Facebook forges ahead with kids app despite expert criticism

Facebook forges ahead with kids app despite expert criticism

Associated PressNEW YORK — Facebook is forging ahead with its messaging app for kids, despite child experts who have pressed the company to shut it down and others who question Facebook’s financial support of some advisers who approved of the app. Me...
Published: 02/16/18
Inexpensive Tampa Bay homes gain the most value of any in U.S.

Inexpensive Tampa Bay homes gain the most value of any in U.S.

Owners of affordable homes in the Tampa Bay region are seeing the biggest gains in equity among the nation’s top 20 housing markets. A bay area home now worth $110,000 rose 20 percent in value over the past year while a house now worth $337,400 incr...
Published: 02/16/18
Amid CareerSource controversy, allegations of a love affair, big raises and family favoritism at the top

Amid CareerSource controversy, allegations of a love affair, big raises and family favoritism at the top

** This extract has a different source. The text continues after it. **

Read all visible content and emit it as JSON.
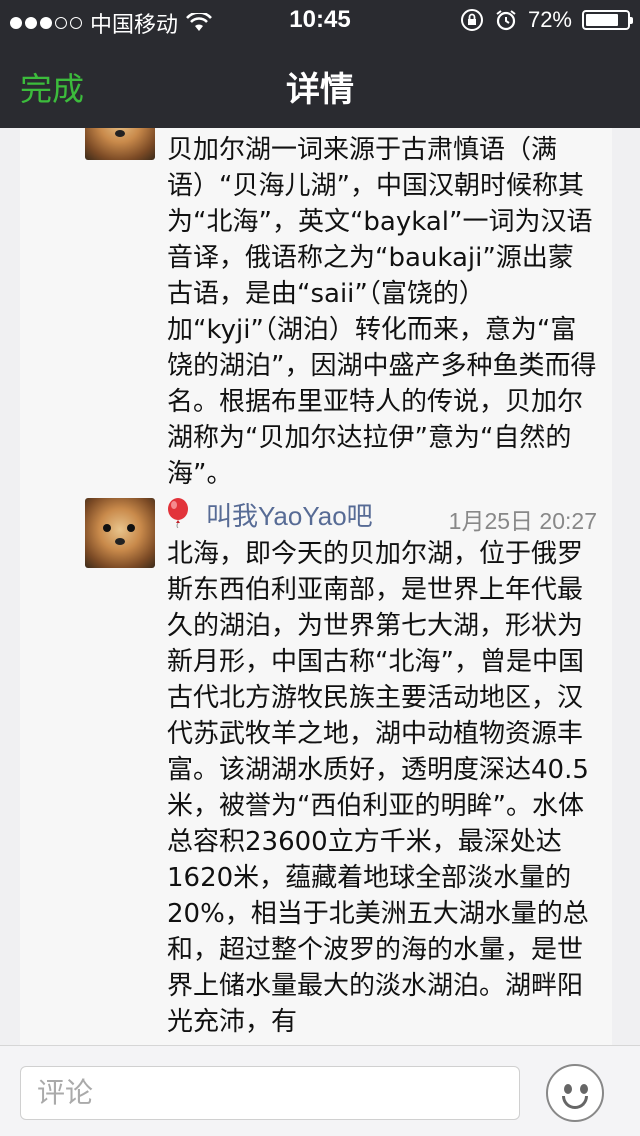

The anonymous letter described a possible love affair at the top of the local jobs center. President and CEO Edward Peachey was in a romantic relationship with top administrator Haley Loeun, it said.It described how Loeun was seen at a conference co...
Published: 02/16/18
Outback Steakhouse, Carrabba’s experimenting with takeout-only locations

Outback Steakhouse, Carrabba’s experimenting with takeout-only locations

Outback Steakhouse and Carrabba’s Italian Grill have become household names in casual dining. Now, their parent company, Tampa-based Bloomin’ Brands is taking the "dining" part out in a concept that it’s bringing to Tampa Bay for the first time. A ne...
Published: 02/16/18
Which Tampa Bay ZIPs had the priciest, least expensive and most house sales in 2017?

Which Tampa Bay ZIPs had the priciest, least expensive and most house sales in 2017?

If you bought or sold a house in Tampa Bay last year, you were a player in one of Florida’s hottest real estate markets.Even though prices eased a bit from their torrid pace in 2016, the median cost of a single family home shot up 11 percent. That’s ...
Published: 02/16/18
Florida’s liquor license lottery can make you a ton of money. So why is it such a secret?

Florida’s liquor license lottery can make you a ton of money. So why is it such a secret?

Every year, millions of people play the Florida Lotto. Their chances of winning are about as great as those of being struck by a comet. Fewer than 12,000 enter a much lesser known lottery that also is run by the state. Yet the odds of winning are vas...
Published: 02/16/18
Travel insurance company brings tree houses, beer kegs and creativity to former church

Travel insurance company brings tree houses, beer kegs and creativity to former church

ST. PETERSBURG — Neither the Lutherans who first occupied the 4300 block of Central Avenue, nor the evangelical congregation that followed could ever have imagined tree houses sprouting in their church sanctuary.Yet that’s one of the plans of new own...
Published: 02/16/18
Prosecutors drop drug case against ConnectWise co-founder David Bellini

Prosecutors drop drug case against ConnectWise co-founder David Bellini

TAMPA — ConnectWise co-founder David Bellini won’t be prosecuted on a drug trafficking charge filed by Tampa police this week, the Hillsborough State Attorney’s Office announced Thursday. The county’s top prosecutor instead applauded police for helpi...
Published: 02/15/18
Tropicana Field may be named for a Pepsi product, but it will now only serve Coke

Tropicana Field may be named for a Pepsi product, but it will now only serve Coke

ST. PETERSBURG — The Tampa Bay Rays’ stadium may be named for PepsiCo’s Tropicana orange juice, but that’s not stopping the baseball team from switching its pouring rights to Coke.The Rays said Wednesday the ballpark would begin serving Coca-Cola pro...
Published: 02/15/18